A Financial Markets Authority (FMA) survey suggests investors are relatively optimistic despite COVID-19 sending the world into a deep recession.
Of the 1003 New Zealanders surveyed during Level 3 lockdown, between May 5 and 14, 10% said they were “very confident” - a slight increase from the previous year and an eight-year high.
The portion who said they were “fairly confident” remained at 56%, meanwhile the portion who said they were “not very confident” rose from 16% to 22%.
Confidence was higher among higher income earners. 73% of those with incomes above $100,000 a year were "fairly" or "very confident", while only 61% of those with incomes between $20,000 and $49,999 were this upbeat.
Comparing types of investments, investors were most confident in managed funds and shares bought themselves. Confidence in term deposits saw the greatest drop, most likely as interest rate cuts have lowered yields.
Despite current confidence being relatively stable, around a third of respondents felt their confidence had decreased over the past year.
The relatively upbeat results are perhaps unsurprising, given how active investors have been...
... and how quickly markets have rebounded. The S&P 500, for example, is above where it was at a year ago, all the while the number of COVID-19 cases around the world grows, government support like wage subsidies are due to run dry, unemployment is set to rise, and there's no vacine on the horizon.
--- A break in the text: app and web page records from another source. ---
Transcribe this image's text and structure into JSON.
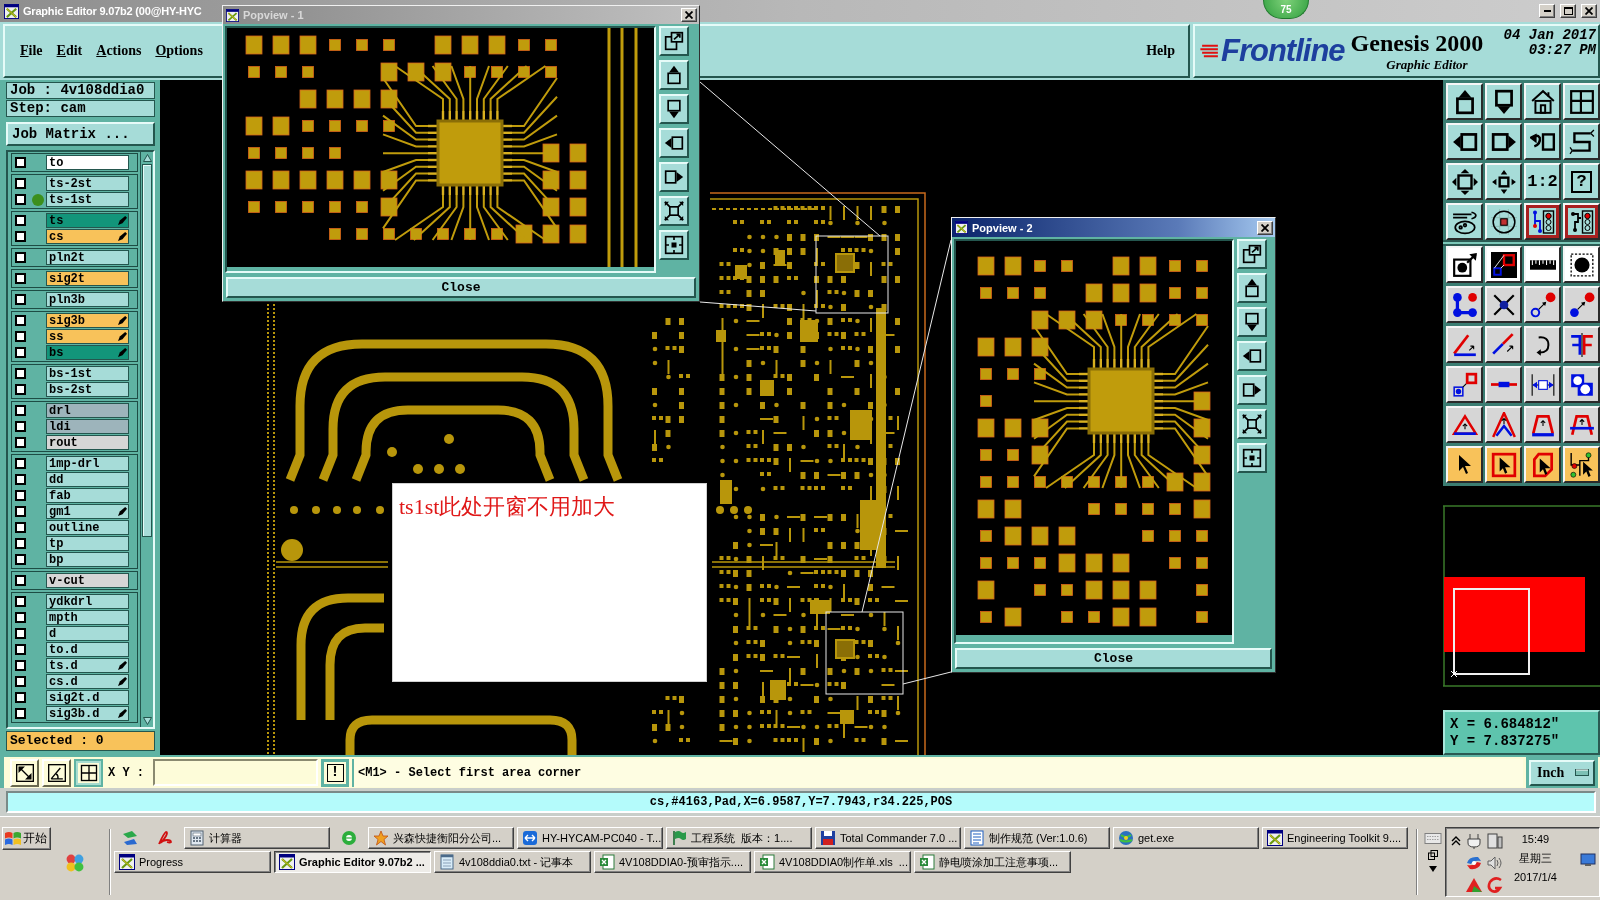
{
  "window": {
    "title": "Graphic Editor 9.07b2 (00@HY-HYC"
  },
  "counter_badge": {
    "text": "75"
  },
  "menu": {
    "items": [
      "File",
      "Edit",
      "Actions",
      "Options"
    ],
    "help": "Help"
  },
  "brand": {
    "logo": "Frontline",
    "product": "Genesis 2000",
    "module": "Graphic Editor",
    "date": "04 Jan 2017",
    "time": "03:27 PM"
  },
  "job": {
    "job": "Job : 4v108ddia0",
    "step": "Step: cam",
    "matrix_button": "Job Matrix ..."
  },
  "layer_groups": [
    {
      "layers": [
        {
          "name": "to",
          "color": "#ffffff",
          "checked": false,
          "displayed": false,
          "affected": false
        }
      ]
    },
    {
      "layers": [
        {
          "name": "ts-2st",
          "color": "#a6dcd8",
          "checked": false,
          "displayed": false,
          "affected": false
        },
        {
          "name": "ts-1st",
          "color": "#a6dcd8",
          "checked": false,
          "displayed": true,
          "affected": false
        }
      ]
    },
    {
      "layers": [
        {
          "name": "ts",
          "color": "#12957a",
          "checked": false,
          "displayed": false,
          "affected": true
        },
        {
          "name": "cs",
          "color": "#f8c25a",
          "checked": false,
          "displayed": false,
          "affected": true
        }
      ]
    },
    {
      "layers": [
        {
          "name": "pln2t",
          "color": "#a6dcd8",
          "checked": false,
          "displayed": false,
          "affected": false
        }
      ]
    },
    {
      "layers": [
        {
          "name": "sig2t",
          "color": "#f8c25a",
          "checked": false,
          "displayed": false,
          "affected": false
        }
      ]
    },
    {
      "layers": [
        {
          "name": "pln3b",
          "color": "#a6dcd8",
          "checked": false,
          "displayed": false,
          "affected": false
        }
      ]
    },
    {
      "layers": [
        {
          "name": "sig3b",
          "color": "#f8c25a",
          "checked": false,
          "displayed": false,
          "affected": true
        },
        {
          "name": "ss",
          "color": "#f8c25a",
          "checked": false,
          "displayed": false,
          "affected": true
        },
        {
          "name": "bs",
          "color": "#12957a",
          "checked": false,
          "displayed": false,
          "affected": true
        }
      ]
    },
    {
      "layers": [
        {
          "name": "bs-1st",
          "color": "#a6dcd8",
          "checked": false,
          "displayed": false,
          "affected": false
        },
        {
          "name": "bs-2st",
          "color": "#a6dcd8",
          "checked": false,
          "displayed": false,
          "affected": false
        }
      ]
    },
    {
      "layers": [
        {
          "name": "drl",
          "color": "#9db4bb",
          "checked": false,
          "displayed": false,
          "affected": false
        },
        {
          "name": "ldi",
          "color": "#9db4bb",
          "checked": false,
          "displayed": false,
          "affected": false
        },
        {
          "name": "rout",
          "color": "#d6d6d6",
          "checked": false,
          "displayed": false,
          "affected": false
        }
      ]
    },
    {
      "layers": [
        {
          "name": "1mp-drl",
          "color": "#a6dcd8",
          "checked": false,
          "displayed": false,
          "affected": false
        },
        {
          "name": "dd",
          "color": "#a6dcd8",
          "checked": false,
          "displayed": false,
          "affected": false
        },
        {
          "name": "fab",
          "color": "#a6dcd8",
          "checked": false,
          "displayed": false,
          "affected": false
        },
        {
          "name": "gm1",
          "color": "#a6dcd8",
          "checked": false,
          "displayed": false,
          "affected": true
        },
        {
          "name": "outline",
          "color": "#a6dcd8",
          "checked": false,
          "displayed": false,
          "affected": false
        },
        {
          "name": "tp",
          "color": "#a6dcd8",
          "checked": false,
          "displayed": false,
          "affected": false
        },
        {
          "name": "bp",
          "color": "#a6dcd8",
          "checked": false,
          "displayed": false,
          "affected": false
        }
      ]
    },
    {
      "layers": [
        {
          "name": "v-cut",
          "color": "#d6d6d6",
          "checked": false,
          "displayed": false,
          "affected": false
        }
      ]
    },
    {
      "layers": [
        {
          "name": "ydkdrl",
          "color": "#a6dcd8",
          "checked": false,
          "displayed": false,
          "affected": false
        },
        {
          "name": "mpth",
          "color": "#a6dcd8",
          "checked": false,
          "displayed": false,
          "affected": false
        },
        {
          "name": "d",
          "color": "#a6dcd8",
          "checked": false,
          "displayed": false,
          "affected": false
        },
        {
          "name": "to.d",
          "color": "#a6dcd8",
          "checked": false,
          "displayed": false,
          "affected": false
        },
        {
          "name": "ts.d",
          "color": "#a6dcd8",
          "checked": false,
          "displayed": false,
          "affected": true
        },
        {
          "name": "cs.d",
          "color": "#a6dcd8",
          "checked": false,
          "displayed": false,
          "affected": true
        },
        {
          "name": "sig2t.d",
          "color": "#a6dcd8",
          "checked": false,
          "displayed": false,
          "affected": false
        },
        {
          "name": "sig3b.d",
          "color": "#a6dcd8",
          "checked": false,
          "displayed": false,
          "affected": true
        }
      ]
    }
  ],
  "selection": {
    "text": "Selected : 0"
  },
  "popviews": [
    {
      "title": "Popview - 1",
      "active": false,
      "close_button": "Close"
    },
    {
      "title": "Popview - 2",
      "active": true,
      "close_button": "Close"
    }
  ],
  "annotation": {
    "text": "ts1st此处开窗不用加大"
  },
  "toolbar": {
    "ratio_button": "1:2",
    "help_button": "?"
  },
  "coordinates": {
    "x": "X = 6.684812\"",
    "y": "Y = 7.837275\""
  },
  "command_line": {
    "buttons": [
      {
        "selected": false
      },
      {
        "selected": false
      },
      {
        "selected": true
      }
    ],
    "xy_label": "X Y :",
    "alert_button": "!",
    "message": "<M1> - Select first area corner",
    "units_button": "Inch"
  },
  "status_line": {
    "text": "cs,#4163,Pad,X=6.9587,Y=7.7943,r34.225,POS"
  },
  "taskbar": {
    "start_button": "开始",
    "upper_row": [
      {
        "kind": "launcher"
      },
      {
        "kind": "launcher"
      },
      {
        "kind": "task",
        "label": "计算器",
        "selected": false
      },
      {
        "kind": "launcher"
      },
      {
        "kind": "task",
        "label": "兴森快捷衡阳分公司...",
        "selected": false
      },
      {
        "kind": "task",
        "label": "HY-HYCAM-PC040 - T...",
        "selected": false
      },
      {
        "kind": "task",
        "label": "工程系统  版本：1....",
        "selected": false
      },
      {
        "kind": "task",
        "label": "Total Commander 7.0 ...",
        "selected": false
      },
      {
        "kind": "task",
        "label": "制作规范 (Ver:1.0.6)",
        "selected": false
      },
      {
        "kind": "task",
        "label": "get.exe",
        "selected": false
      },
      {
        "kind": "task",
        "label": "Engineering Toolkit 9....",
        "selected": false
      }
    ],
    "lower_row": [
      {
        "kind": "task",
        "label": "Progress",
        "selected": false
      },
      {
        "kind": "task",
        "label": "Graphic Editor 9.07b2 ...",
        "selected": true
      },
      {
        "kind": "task",
        "label": "4v108ddia0.txt - 记事本",
        "selected": false
      },
      {
        "kind": "task",
        "label": "4V108DDIA0-预审指示....",
        "selected": false
      },
      {
        "kind": "task",
        "label": "4V108DDIA0制作单.xls  ...",
        "selected": false
      },
      {
        "kind": "task",
        "label": "静电喷涂加工注意事项...",
        "selected": false
      }
    ],
    "clock": {
      "time": "15:49",
      "weekday": "星期三",
      "date": "2017/1/4"
    }
  }
}
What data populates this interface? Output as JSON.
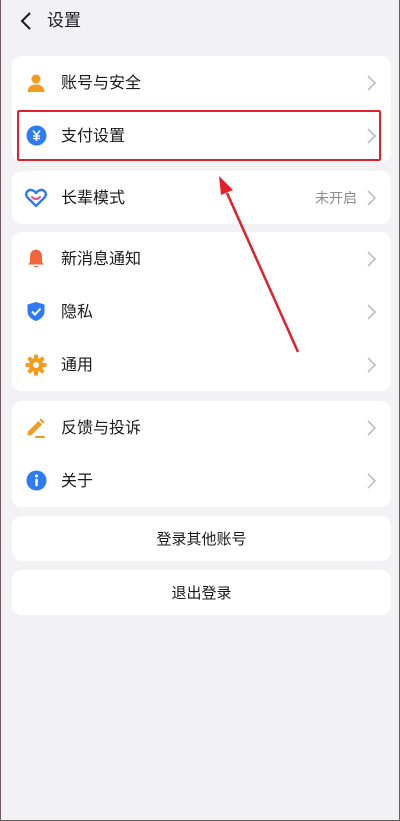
{
  "header": {
    "title": "设置"
  },
  "account_section": {
    "items": [
      {
        "label": "账号与安全"
      },
      {
        "label": "支付设置"
      }
    ]
  },
  "elder_section": {
    "items": [
      {
        "label": "长辈模式",
        "value": "未开启"
      }
    ]
  },
  "general_section": {
    "items": [
      {
        "label": "新消息通知"
      },
      {
        "label": "隐私"
      },
      {
        "label": "通用"
      }
    ]
  },
  "about_section": {
    "items": [
      {
        "label": "反馈与投诉"
      },
      {
        "label": "关于"
      }
    ]
  },
  "actions": {
    "switch_account": "登录其他账号",
    "logout": "退出登录"
  },
  "colors": {
    "annotation_red": "#e0202a",
    "icon_orange": "#f59a1b",
    "icon_blue": "#2f7bf5",
    "icon_bell": "#f2653a"
  }
}
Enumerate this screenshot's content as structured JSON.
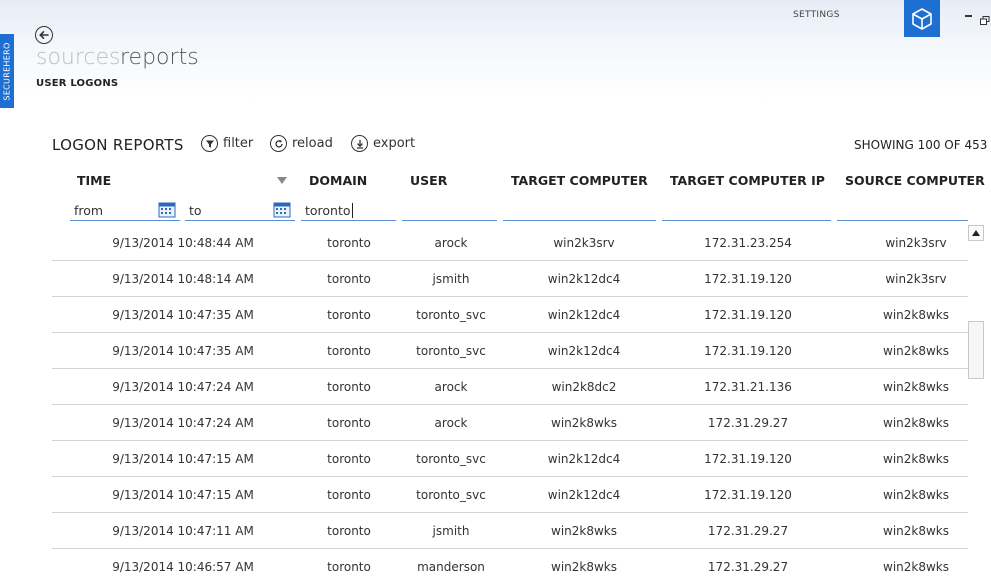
{
  "app": {
    "side_tab": "SECUREHERO",
    "settings_label": "SETTINGS"
  },
  "nav": {
    "sources": "sources",
    "reports": "reports",
    "subtitle": "USER LOGONS"
  },
  "toolbar": {
    "title": "LOGON REPORTS",
    "filter": "filter",
    "reload": "reload",
    "export": "export",
    "showing": "SHOWING 100 OF 453"
  },
  "columns": [
    "TIME",
    "DOMAIN",
    "USER",
    "TARGET COMPUTER",
    "TARGET COMPUTER IP",
    "SOURCE COMPUTER"
  ],
  "filters": {
    "from_placeholder": "from",
    "to_placeholder": "to",
    "domain_value": "toronto"
  },
  "rows": [
    [
      "9/13/2014 10:48:44 AM",
      "toronto",
      "arock",
      "win2k3srv",
      "172.31.23.254",
      "win2k3srv"
    ],
    [
      "9/13/2014 10:48:14 AM",
      "toronto",
      "jsmith",
      "win2k12dc4",
      "172.31.19.120",
      "win2k3srv"
    ],
    [
      "9/13/2014 10:47:35 AM",
      "toronto",
      "toronto_svc",
      "win2k12dc4",
      "172.31.19.120",
      "win2k8wks"
    ],
    [
      "9/13/2014 10:47:35 AM",
      "toronto",
      "toronto_svc",
      "win2k12dc4",
      "172.31.19.120",
      "win2k8wks"
    ],
    [
      "9/13/2014 10:47:24 AM",
      "toronto",
      "arock",
      "win2k8dc2",
      "172.31.21.136",
      "win2k8wks"
    ],
    [
      "9/13/2014 10:47:24 AM",
      "toronto",
      "arock",
      "win2k8wks",
      "172.31.29.27",
      "win2k8wks"
    ],
    [
      "9/13/2014 10:47:15 AM",
      "toronto",
      "toronto_svc",
      "win2k12dc4",
      "172.31.19.120",
      "win2k8wks"
    ],
    [
      "9/13/2014 10:47:15 AM",
      "toronto",
      "toronto_svc",
      "win2k12dc4",
      "172.31.19.120",
      "win2k8wks"
    ],
    [
      "9/13/2014 10:47:11 AM",
      "toronto",
      "jsmith",
      "win2k8wks",
      "172.31.29.27",
      "win2k8wks"
    ],
    [
      "9/13/2014 10:46:57 AM",
      "toronto",
      "manderson",
      "win2k8wks",
      "172.31.29.27",
      "win2k8wks"
    ]
  ],
  "colors": {
    "accent": "#1d6fd1",
    "filter_underline": "#5a8fd6",
    "row_divider": "#d4d4d4"
  }
}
Authorised Financial Adviser and Summer KiwiSaver Investment Committee chair, Martin Hawes, put the disconnect between the “real world” and equity markets down to a few factors:
- Investors diving in to the market due to fear of missing out on bargains;
- The low interest rate environment prompting them to invest in riskier assets in search of yield;
- Quantitative easing seeing a lot more cash looking for a home as it filters through the banking system;
- KiwiSaver and pension funds in other parts of the world providing a floor for markets;
- The rise of the retail investor at the margins, with new online platforms making this more accessible, and possibly betters looking for something else to do as sports betting is restricted.
While these factors are propping up equity markets, Hawes believed there would be another wave of selling. He maintained it might not re-test the March/April dive, but said a lot has to go right for the bulls in the market.
He said there would need to be a catalyst for another sell-off, like climbing reinfection rates, so remained cautious.
NZX data provided to interest.co.nz shows that in the past three months, wholesale investors sold more than they bought, while retail investors bought more than they sold.
The difference between what NZX investors bought and sold was very large in April, shrunk in May and picked up a little in June.
The FMA in May suggested do-it-yourself investors don't dive head-first into the share market now, if they haven’t done their homework.
“We would caution against developing a new, untrained, appetite for trading on the NZX during this period of volatility and uncertainty without doing sufficient research,” it said.
The regulator’s warning came as its Australian counterpart, the Australian Securities and Investments Commission (ASIC), released a paper ringing the alarm bells over the spike in retail investors chasing quick money.
"Retail investors chasing quick profits by playing the market over the short term have traditionally performed poorly – in good times and bad - even in relatively stable, less volatile market conditions," it said.